### Source records:
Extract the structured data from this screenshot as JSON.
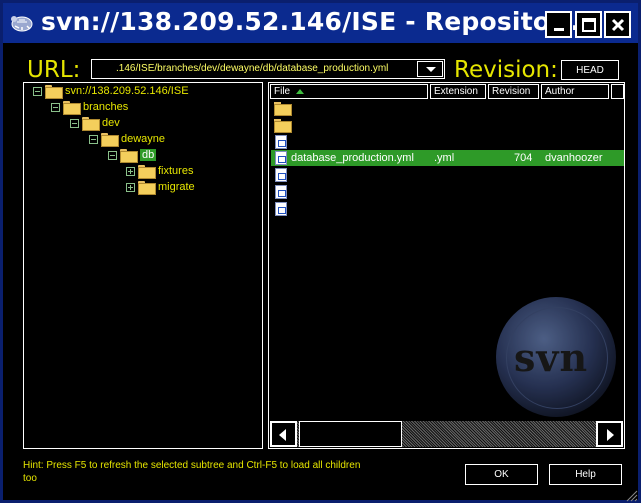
{
  "window": {
    "title": "svn://138.209.52.146/ISE - Repositor…",
    "controls": [
      "minimize-icon",
      "maximize-icon",
      "close-icon"
    ]
  },
  "url_bar": {
    "label": "URL:",
    "value": ".146/ISE/branches/dev/dewayne/db/database_production.yml"
  },
  "revision": {
    "label": "Revision:",
    "button": "HEAD"
  },
  "tree": {
    "items": [
      {
        "label": "svn://138.209.52.146/ISE",
        "expander": "minus"
      },
      {
        "label": "branches",
        "expander": "minus"
      },
      {
        "label": "dev",
        "expander": "minus"
      },
      {
        "label": "dewayne",
        "expander": "minus"
      },
      {
        "label": "db",
        "expander": "minus",
        "selected": true
      },
      {
        "label": "fixtures",
        "expander": "plus"
      },
      {
        "label": "migrate",
        "expander": "plus"
      }
    ]
  },
  "file_list": {
    "columns": [
      "File",
      "Extension",
      "Revision",
      "Author"
    ],
    "sort_column": "File",
    "rows": [
      {
        "icon": "folder-icon",
        "file": "",
        "extension": "",
        "revision": "",
        "author": ""
      },
      {
        "icon": "folder-icon",
        "file": "",
        "extension": "",
        "revision": "",
        "author": ""
      },
      {
        "icon": "file-icon",
        "file": "",
        "extension": "",
        "revision": "",
        "author": ""
      },
      {
        "icon": "file-icon",
        "file": "database_production.yml",
        "extension": ".yml",
        "revision": "704",
        "author": "dvanhoozer",
        "selected": true
      },
      {
        "icon": "file-icon",
        "file": "",
        "extension": "",
        "revision": "",
        "author": ""
      },
      {
        "icon": "file-icon",
        "file": "",
        "extension": "",
        "revision": "",
        "author": ""
      },
      {
        "icon": "file-icon",
        "file": "",
        "extension": "",
        "revision": "",
        "author": ""
      }
    ],
    "watermark": "svn"
  },
  "footer": {
    "hint": "Hint: Press F5 to refresh the selected subtree and Ctrl-F5 to load all children too",
    "ok_label": "OK",
    "help_label": "Help"
  },
  "colors": {
    "accent_yellow": "#e6e600",
    "selection_green": "#2e9a28",
    "titlebar_blue": "#0b2a8f"
  }
}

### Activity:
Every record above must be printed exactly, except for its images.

### Written response:
Extract the structured data from this screenshot as JSON.
{
  "window": {
    "title": "svn://138.209.52.146/ISE - Repositor…",
    "controls": [
      "minimize-icon",
      "maximize-icon",
      "close-icon"
    ]
  },
  "url_bar": {
    "label": "URL:",
    "value": ".146/ISE/branches/dev/dewayne/db/database_production.yml"
  },
  "revision": {
    "label": "Revision:",
    "button": "HEAD"
  },
  "tree": {
    "items": [
      {
        "label": "svn://138.209.52.146/ISE",
        "expander": "minus"
      },
      {
        "label": "branches",
        "expander": "minus"
      },
      {
        "label": "dev",
        "expander": "minus"
      },
      {
        "label": "dewayne",
        "expander": "minus"
      },
      {
        "label": "db",
        "expander": "minus",
        "selected": true
      },
      {
        "label": "fixtures",
        "expander": "plus"
      },
      {
        "label": "migrate",
        "expander": "plus"
      }
    ]
  },
  "file_list": {
    "columns": [
      "File",
      "Extension",
      "Revision",
      "Author"
    ],
    "sort_column": "File",
    "rows": [
      {
        "icon": "folder-icon",
        "file": "",
        "extension": "",
        "revision": "",
        "author": ""
      },
      {
        "icon": "folder-icon",
        "file": "",
        "extension": "",
        "revision": "",
        "author": ""
      },
      {
        "icon": "file-icon",
        "file": "",
        "extension": "",
        "revision": "",
        "author": ""
      },
      {
        "icon": "file-icon",
        "file": "database_production.yml",
        "extension": ".yml",
        "revision": "704",
        "author": "dvanhoozer",
        "selected": true
      },
      {
        "icon": "file-icon",
        "file": "",
        "extension": "",
        "revision": "",
        "author": ""
      },
      {
        "icon": "file-icon",
        "file": "",
        "extension": "",
        "revision": "",
        "author": ""
      },
      {
        "icon": "file-icon",
        "file": "",
        "extension": "",
        "revision": "",
        "author": ""
      }
    ],
    "watermark": "svn"
  },
  "footer": {
    "hint": "Hint: Press F5 to refresh the selected subtree and Ctrl-F5 to load all children too",
    "ok_label": "OK",
    "help_label": "Help"
  },
  "colors": {
    "accent_yellow": "#e6e600",
    "selection_green": "#2e9a28",
    "titlebar_blue": "#0b2a8f"
  }
}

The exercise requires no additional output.